Task:
Find the lines holding the string "this" in the data, then copy all of them.

*** Data shown Section Begins ***

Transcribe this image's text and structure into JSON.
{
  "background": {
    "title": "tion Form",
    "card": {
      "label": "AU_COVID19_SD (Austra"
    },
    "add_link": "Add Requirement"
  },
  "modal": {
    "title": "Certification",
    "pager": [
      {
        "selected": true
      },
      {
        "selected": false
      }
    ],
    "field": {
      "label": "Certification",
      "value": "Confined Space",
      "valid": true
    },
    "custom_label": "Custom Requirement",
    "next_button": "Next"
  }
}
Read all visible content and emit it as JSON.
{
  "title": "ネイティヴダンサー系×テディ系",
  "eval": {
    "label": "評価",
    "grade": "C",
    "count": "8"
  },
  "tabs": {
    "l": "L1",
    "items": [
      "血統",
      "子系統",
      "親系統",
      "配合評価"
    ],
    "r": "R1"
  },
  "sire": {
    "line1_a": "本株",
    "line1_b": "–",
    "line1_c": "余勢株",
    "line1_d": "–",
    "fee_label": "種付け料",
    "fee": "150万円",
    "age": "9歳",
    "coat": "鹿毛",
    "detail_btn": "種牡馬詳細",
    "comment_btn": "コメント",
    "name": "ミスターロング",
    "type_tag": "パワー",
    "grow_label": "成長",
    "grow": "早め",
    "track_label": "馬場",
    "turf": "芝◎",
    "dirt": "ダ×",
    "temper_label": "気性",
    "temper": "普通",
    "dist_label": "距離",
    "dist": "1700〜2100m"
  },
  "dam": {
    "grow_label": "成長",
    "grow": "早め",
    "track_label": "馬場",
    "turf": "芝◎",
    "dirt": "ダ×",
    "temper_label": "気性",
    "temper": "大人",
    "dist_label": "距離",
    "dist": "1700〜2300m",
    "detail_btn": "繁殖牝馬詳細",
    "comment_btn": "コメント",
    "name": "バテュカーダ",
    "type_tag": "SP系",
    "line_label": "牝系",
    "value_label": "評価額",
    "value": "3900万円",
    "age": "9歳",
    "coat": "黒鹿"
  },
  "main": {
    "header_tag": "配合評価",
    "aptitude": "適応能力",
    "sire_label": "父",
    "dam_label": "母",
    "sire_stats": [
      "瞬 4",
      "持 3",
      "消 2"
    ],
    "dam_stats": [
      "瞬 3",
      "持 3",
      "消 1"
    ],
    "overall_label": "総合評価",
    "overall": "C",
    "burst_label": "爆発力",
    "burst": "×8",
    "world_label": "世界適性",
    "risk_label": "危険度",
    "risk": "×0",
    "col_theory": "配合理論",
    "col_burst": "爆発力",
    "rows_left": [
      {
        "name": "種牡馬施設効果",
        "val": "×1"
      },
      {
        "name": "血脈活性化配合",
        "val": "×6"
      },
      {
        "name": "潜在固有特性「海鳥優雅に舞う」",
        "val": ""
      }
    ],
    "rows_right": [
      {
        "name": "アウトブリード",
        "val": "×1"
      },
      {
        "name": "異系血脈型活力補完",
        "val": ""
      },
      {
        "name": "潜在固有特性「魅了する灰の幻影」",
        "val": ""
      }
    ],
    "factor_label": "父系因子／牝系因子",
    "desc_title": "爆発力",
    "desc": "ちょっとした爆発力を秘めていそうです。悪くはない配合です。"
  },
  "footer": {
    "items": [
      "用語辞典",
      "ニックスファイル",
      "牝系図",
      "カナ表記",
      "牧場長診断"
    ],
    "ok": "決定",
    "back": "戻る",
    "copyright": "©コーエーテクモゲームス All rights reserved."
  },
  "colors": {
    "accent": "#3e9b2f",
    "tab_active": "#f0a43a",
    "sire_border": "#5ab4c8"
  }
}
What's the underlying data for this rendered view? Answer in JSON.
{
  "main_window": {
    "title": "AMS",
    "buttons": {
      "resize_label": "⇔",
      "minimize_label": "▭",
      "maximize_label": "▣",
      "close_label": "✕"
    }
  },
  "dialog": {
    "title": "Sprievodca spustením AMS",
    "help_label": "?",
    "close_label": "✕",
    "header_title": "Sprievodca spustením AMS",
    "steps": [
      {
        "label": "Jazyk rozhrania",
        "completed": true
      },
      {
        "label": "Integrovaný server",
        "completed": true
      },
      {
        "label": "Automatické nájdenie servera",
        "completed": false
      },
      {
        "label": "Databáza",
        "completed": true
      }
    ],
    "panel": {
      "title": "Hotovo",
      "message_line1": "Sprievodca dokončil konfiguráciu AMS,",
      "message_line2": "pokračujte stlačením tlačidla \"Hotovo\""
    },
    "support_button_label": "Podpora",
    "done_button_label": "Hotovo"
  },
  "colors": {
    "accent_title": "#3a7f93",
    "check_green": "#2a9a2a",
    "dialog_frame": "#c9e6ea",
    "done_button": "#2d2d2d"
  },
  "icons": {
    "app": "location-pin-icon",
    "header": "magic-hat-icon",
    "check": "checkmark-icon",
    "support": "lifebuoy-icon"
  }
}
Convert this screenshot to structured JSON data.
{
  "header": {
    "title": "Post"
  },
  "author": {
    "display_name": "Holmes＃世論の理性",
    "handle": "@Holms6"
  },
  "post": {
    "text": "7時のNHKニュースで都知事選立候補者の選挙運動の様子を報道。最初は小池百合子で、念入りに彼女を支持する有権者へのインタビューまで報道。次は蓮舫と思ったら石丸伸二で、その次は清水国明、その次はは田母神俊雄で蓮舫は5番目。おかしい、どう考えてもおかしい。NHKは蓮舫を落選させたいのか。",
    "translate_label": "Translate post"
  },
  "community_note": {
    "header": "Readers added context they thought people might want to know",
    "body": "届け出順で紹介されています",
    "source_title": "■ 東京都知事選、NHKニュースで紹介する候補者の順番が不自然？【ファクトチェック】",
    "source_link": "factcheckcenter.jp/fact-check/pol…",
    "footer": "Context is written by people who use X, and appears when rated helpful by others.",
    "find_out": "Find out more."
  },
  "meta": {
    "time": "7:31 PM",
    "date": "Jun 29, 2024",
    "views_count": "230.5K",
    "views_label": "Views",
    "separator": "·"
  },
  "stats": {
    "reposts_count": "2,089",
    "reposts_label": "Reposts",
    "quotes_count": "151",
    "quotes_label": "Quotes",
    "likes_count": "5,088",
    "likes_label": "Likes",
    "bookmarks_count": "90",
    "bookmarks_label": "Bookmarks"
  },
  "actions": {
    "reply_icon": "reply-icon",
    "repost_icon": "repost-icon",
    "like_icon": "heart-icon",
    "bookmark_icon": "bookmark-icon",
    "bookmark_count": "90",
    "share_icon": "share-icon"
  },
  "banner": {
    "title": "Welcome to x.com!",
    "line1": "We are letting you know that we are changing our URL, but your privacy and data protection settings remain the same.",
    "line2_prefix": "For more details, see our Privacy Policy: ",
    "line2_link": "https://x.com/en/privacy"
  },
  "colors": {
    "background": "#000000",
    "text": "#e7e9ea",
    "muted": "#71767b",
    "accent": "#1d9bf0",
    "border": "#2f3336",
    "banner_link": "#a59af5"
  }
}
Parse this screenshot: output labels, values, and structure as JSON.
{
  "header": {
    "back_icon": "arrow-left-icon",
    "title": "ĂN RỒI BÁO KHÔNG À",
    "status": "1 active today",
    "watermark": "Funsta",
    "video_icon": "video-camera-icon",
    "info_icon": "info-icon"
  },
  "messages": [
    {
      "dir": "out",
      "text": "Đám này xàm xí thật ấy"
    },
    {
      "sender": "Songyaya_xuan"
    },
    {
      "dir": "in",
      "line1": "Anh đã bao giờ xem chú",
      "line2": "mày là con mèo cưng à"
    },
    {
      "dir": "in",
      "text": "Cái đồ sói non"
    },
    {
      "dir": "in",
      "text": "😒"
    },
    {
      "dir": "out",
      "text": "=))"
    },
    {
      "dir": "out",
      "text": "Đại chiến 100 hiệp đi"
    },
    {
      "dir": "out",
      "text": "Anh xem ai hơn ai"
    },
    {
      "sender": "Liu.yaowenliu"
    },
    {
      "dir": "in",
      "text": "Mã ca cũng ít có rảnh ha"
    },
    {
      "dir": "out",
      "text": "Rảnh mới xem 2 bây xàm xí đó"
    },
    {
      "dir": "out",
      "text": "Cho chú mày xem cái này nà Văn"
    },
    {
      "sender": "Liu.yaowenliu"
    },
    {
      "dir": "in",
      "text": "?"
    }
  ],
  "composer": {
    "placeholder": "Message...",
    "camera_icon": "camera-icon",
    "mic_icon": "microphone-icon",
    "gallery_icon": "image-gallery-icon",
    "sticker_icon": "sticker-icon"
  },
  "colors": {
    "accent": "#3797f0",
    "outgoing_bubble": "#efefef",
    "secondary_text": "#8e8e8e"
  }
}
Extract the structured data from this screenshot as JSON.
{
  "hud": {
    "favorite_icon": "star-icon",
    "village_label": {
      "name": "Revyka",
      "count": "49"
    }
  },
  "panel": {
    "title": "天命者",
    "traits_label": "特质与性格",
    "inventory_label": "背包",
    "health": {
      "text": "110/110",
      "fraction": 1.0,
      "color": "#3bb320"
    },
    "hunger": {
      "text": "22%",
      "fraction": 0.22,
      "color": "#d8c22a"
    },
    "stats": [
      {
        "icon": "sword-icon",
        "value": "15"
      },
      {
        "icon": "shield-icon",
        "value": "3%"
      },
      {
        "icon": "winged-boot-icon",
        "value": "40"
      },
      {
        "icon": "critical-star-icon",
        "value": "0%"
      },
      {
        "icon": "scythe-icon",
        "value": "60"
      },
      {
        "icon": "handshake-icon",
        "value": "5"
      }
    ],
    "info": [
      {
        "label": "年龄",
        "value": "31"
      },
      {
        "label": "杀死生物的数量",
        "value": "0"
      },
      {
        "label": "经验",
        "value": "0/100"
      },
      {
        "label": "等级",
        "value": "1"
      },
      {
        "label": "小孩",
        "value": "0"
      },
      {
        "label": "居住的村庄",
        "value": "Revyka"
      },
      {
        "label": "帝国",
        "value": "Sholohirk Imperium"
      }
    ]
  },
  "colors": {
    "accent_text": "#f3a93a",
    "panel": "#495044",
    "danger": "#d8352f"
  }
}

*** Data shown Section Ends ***

Reply to the task:
Transcribe this image's text and structure into JSON.
What's the underlying data for this rendered view? Answer in JSON.
Convert this screenshot to structured JSON data.
Parse this screenshot: output labels, values, and structure as JSON.
Extract the structured data from this screenshot as JSON.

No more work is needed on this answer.